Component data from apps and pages
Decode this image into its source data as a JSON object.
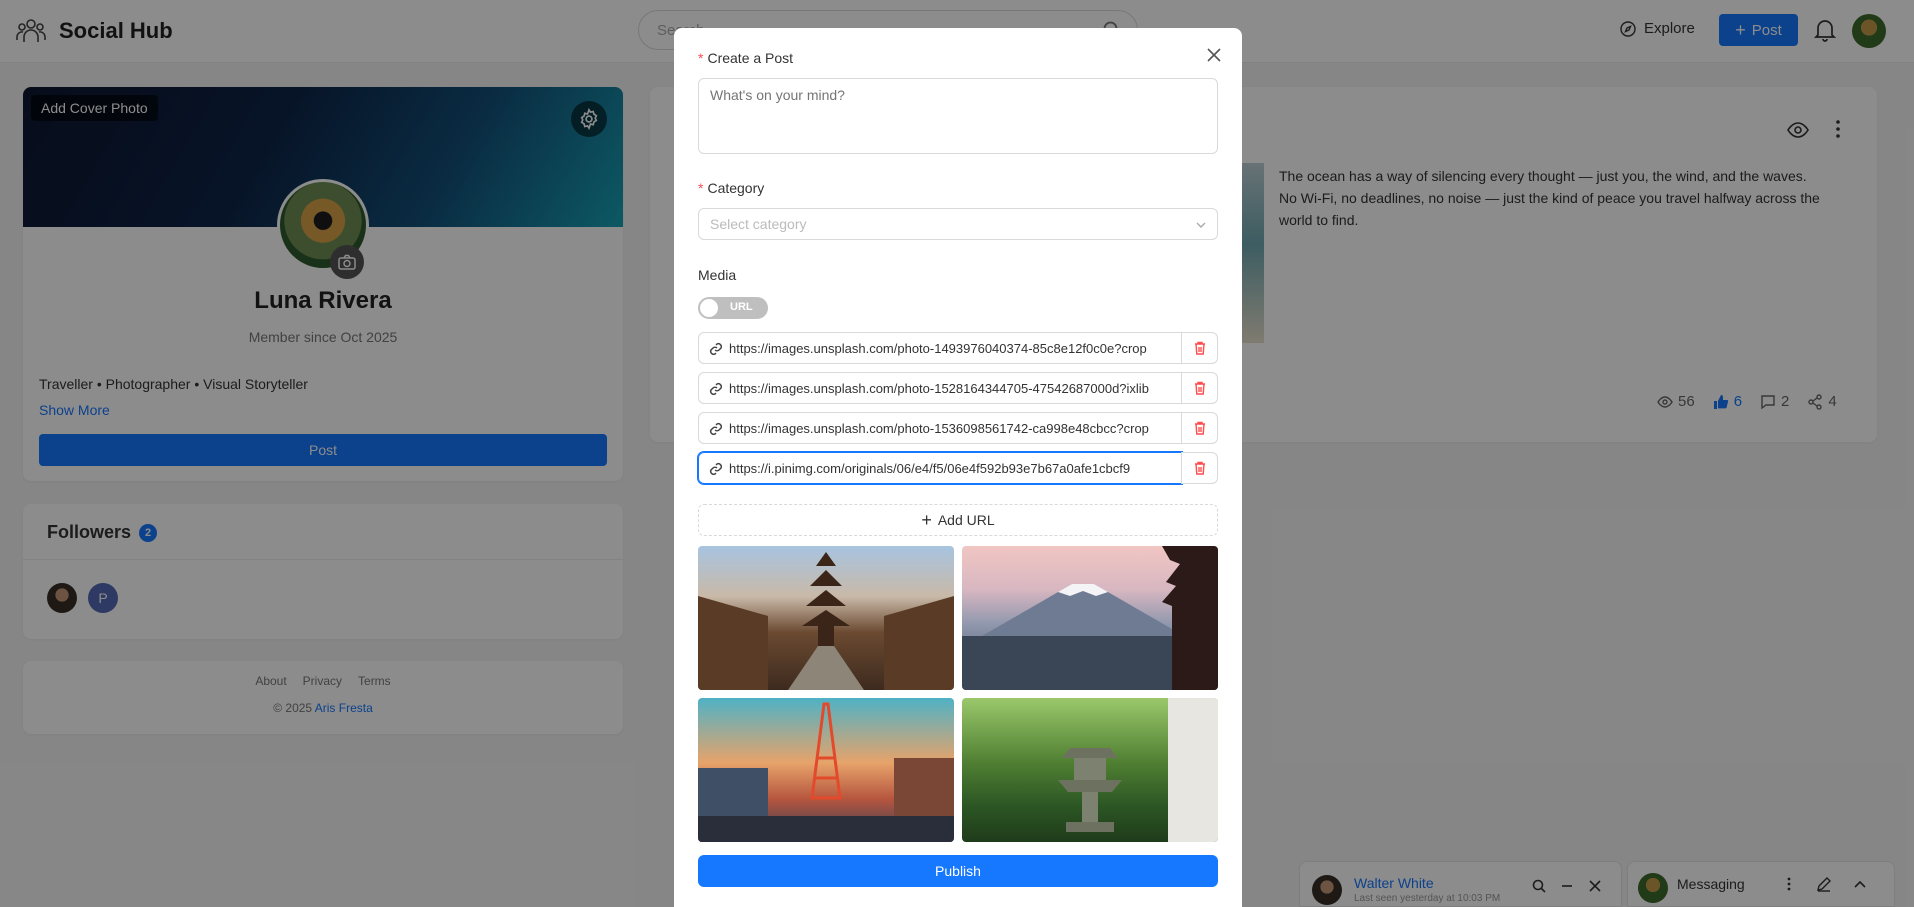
{
  "header": {
    "app_name": "Social Hub",
    "search_placeholder": "Search...",
    "explore_label": "Explore",
    "post_label": "Post"
  },
  "profile": {
    "add_cover_label": "Add Cover Photo",
    "name": "Luna Rivera",
    "member_since": "Member since Oct 2025",
    "bio": "Traveller • Photographer • Visual Storyteller",
    "show_more": "Show More",
    "post_button": "Post"
  },
  "followers": {
    "title": "Followers",
    "count": "2",
    "items": [
      {
        "initial": "",
        "icon": "avatar-photo"
      },
      {
        "initial": "P",
        "icon": "avatar-initial"
      }
    ]
  },
  "footer": {
    "links": [
      "About",
      "Privacy",
      "Terms"
    ],
    "copyright": "© 2025",
    "author": "Aris Fresta"
  },
  "feed_post": {
    "text_line1": "The ocean has a way of silencing every thought — just you, the wind, and the waves.",
    "text_line2": "No Wi-Fi, no deadlines, no noise — just the kind of peace you travel halfway across the",
    "text_line3": "world to find.",
    "views": "56",
    "likes": "6",
    "comments": "2",
    "shares": "4"
  },
  "modal": {
    "title": "Create a Post",
    "textarea_placeholder": "What's on your mind?",
    "category_label": "Category",
    "category_placeholder": "Select category",
    "media_label": "Media",
    "toggle_label": "URL",
    "urls": [
      "https://images.unsplash.com/photo-1493976040374-85c8e12f0c0e?crop",
      "https://images.unsplash.com/photo-1528164344705-47542687000d?ixlib",
      "https://images.unsplash.com/photo-1536098561742-ca998e48cbcc?crop",
      "https://i.pinimg.com/originals/06/e4/f5/06e4f592b93e7b67a0afe1cbcf9"
    ],
    "add_url_label": "Add URL",
    "publish_label": "Publish"
  },
  "chat": {
    "contact_name": "Walter White",
    "last_seen": "Last seen yesterday at 10:03 PM",
    "messaging_label": "Messaging"
  },
  "colors": {
    "primary": "#1677ff",
    "required": "#ff4d4f",
    "danger": "#ff4d4f"
  }
}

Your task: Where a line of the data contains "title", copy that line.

Your solution:
    "title": "Followers",
    "title": "Create a Post",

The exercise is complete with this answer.